Find every line below with the word "macro". Then give only how many there are.

### SUPPLIED ENTRIES
((

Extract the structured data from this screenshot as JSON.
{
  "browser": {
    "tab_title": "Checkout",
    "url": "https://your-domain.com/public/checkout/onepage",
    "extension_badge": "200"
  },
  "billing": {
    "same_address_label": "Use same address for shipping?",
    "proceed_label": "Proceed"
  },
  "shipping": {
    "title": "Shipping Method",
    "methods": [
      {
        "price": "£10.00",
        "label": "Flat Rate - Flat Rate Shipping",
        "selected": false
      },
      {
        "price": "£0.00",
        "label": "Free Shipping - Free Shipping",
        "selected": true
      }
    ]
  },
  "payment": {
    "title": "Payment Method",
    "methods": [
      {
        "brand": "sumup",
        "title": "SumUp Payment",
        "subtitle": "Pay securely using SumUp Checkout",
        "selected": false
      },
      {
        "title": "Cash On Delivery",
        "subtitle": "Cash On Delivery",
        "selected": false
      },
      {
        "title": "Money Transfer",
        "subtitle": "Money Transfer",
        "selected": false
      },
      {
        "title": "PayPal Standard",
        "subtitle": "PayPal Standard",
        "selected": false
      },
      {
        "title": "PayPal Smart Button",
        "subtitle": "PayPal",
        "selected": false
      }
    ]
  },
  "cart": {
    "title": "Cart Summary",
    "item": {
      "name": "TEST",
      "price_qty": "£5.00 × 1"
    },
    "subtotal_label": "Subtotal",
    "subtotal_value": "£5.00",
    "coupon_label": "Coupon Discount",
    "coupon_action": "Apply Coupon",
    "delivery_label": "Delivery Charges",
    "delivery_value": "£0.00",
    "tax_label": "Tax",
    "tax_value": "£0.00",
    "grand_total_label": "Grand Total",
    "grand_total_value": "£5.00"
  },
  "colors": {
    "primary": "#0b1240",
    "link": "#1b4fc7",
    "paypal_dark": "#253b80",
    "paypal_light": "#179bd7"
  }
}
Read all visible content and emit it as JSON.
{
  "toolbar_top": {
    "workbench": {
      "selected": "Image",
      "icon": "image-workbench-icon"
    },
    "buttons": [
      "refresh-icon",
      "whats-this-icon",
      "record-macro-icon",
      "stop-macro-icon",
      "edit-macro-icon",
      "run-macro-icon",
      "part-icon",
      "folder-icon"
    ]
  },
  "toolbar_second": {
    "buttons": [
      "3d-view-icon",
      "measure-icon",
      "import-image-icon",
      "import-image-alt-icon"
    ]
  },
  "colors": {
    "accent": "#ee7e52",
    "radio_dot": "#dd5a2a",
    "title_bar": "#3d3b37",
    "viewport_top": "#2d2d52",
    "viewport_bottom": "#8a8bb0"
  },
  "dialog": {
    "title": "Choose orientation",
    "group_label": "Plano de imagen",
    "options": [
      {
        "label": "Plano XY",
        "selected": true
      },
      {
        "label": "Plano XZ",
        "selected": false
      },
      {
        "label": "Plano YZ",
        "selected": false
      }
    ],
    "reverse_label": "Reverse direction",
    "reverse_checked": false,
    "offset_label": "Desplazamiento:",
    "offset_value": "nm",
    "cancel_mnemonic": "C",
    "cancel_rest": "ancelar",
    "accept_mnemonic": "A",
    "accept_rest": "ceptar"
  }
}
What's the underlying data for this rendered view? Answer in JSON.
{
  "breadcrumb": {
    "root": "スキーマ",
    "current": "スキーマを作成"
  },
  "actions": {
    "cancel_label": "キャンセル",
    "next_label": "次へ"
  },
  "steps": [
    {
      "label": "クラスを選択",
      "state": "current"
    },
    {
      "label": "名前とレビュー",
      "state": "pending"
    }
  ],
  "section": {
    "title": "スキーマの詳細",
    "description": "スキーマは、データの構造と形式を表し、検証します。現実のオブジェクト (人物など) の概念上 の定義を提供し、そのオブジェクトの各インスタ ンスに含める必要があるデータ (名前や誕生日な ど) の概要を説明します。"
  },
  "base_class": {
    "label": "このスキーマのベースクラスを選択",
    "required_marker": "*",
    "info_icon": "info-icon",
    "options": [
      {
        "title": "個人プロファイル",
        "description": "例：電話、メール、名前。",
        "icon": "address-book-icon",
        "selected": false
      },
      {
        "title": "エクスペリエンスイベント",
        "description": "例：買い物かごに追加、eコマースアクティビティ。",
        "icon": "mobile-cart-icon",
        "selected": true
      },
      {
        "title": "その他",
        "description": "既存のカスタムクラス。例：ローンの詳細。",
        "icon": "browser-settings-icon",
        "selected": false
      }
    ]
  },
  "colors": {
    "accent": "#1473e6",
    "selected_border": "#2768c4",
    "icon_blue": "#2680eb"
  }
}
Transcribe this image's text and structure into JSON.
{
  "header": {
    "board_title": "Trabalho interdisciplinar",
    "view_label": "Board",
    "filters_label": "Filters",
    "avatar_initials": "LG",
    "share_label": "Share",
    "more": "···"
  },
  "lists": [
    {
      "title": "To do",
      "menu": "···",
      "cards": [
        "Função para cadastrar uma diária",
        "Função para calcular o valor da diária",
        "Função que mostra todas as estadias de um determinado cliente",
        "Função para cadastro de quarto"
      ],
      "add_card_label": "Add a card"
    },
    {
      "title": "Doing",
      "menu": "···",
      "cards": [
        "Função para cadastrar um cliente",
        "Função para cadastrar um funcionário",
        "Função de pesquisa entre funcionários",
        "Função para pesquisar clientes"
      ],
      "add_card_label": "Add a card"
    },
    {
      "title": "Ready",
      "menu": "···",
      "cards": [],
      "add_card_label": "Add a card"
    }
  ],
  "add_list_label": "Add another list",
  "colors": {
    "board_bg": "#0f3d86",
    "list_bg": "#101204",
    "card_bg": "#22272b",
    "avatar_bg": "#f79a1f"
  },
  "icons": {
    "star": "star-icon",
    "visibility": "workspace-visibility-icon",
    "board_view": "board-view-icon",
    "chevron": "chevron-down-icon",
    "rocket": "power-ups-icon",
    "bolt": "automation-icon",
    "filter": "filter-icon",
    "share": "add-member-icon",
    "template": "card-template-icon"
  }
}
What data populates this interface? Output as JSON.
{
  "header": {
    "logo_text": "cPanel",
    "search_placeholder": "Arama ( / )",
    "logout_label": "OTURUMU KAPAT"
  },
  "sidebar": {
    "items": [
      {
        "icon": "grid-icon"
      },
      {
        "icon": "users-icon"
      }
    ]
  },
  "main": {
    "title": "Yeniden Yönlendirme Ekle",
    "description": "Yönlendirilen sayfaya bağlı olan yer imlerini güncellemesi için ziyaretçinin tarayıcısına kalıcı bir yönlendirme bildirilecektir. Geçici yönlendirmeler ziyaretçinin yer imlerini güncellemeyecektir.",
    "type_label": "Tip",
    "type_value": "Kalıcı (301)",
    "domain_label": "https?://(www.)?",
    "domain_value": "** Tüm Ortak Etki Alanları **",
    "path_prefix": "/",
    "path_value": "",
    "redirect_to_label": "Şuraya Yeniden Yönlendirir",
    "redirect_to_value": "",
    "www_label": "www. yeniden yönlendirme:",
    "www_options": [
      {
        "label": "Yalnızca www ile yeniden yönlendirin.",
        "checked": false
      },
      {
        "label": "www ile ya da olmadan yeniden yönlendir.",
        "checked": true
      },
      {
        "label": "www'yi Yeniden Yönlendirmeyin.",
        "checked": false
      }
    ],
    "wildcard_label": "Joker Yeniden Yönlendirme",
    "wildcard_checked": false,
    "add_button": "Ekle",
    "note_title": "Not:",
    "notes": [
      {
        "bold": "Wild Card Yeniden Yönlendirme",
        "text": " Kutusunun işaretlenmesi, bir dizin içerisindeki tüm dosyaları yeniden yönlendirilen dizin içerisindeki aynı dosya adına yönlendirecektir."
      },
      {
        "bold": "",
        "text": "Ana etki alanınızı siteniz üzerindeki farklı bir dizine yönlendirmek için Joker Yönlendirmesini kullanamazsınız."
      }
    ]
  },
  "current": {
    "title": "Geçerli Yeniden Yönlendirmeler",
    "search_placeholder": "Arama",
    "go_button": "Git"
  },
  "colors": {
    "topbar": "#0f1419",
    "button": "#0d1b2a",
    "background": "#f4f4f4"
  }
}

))

### TASK OUTPUT
4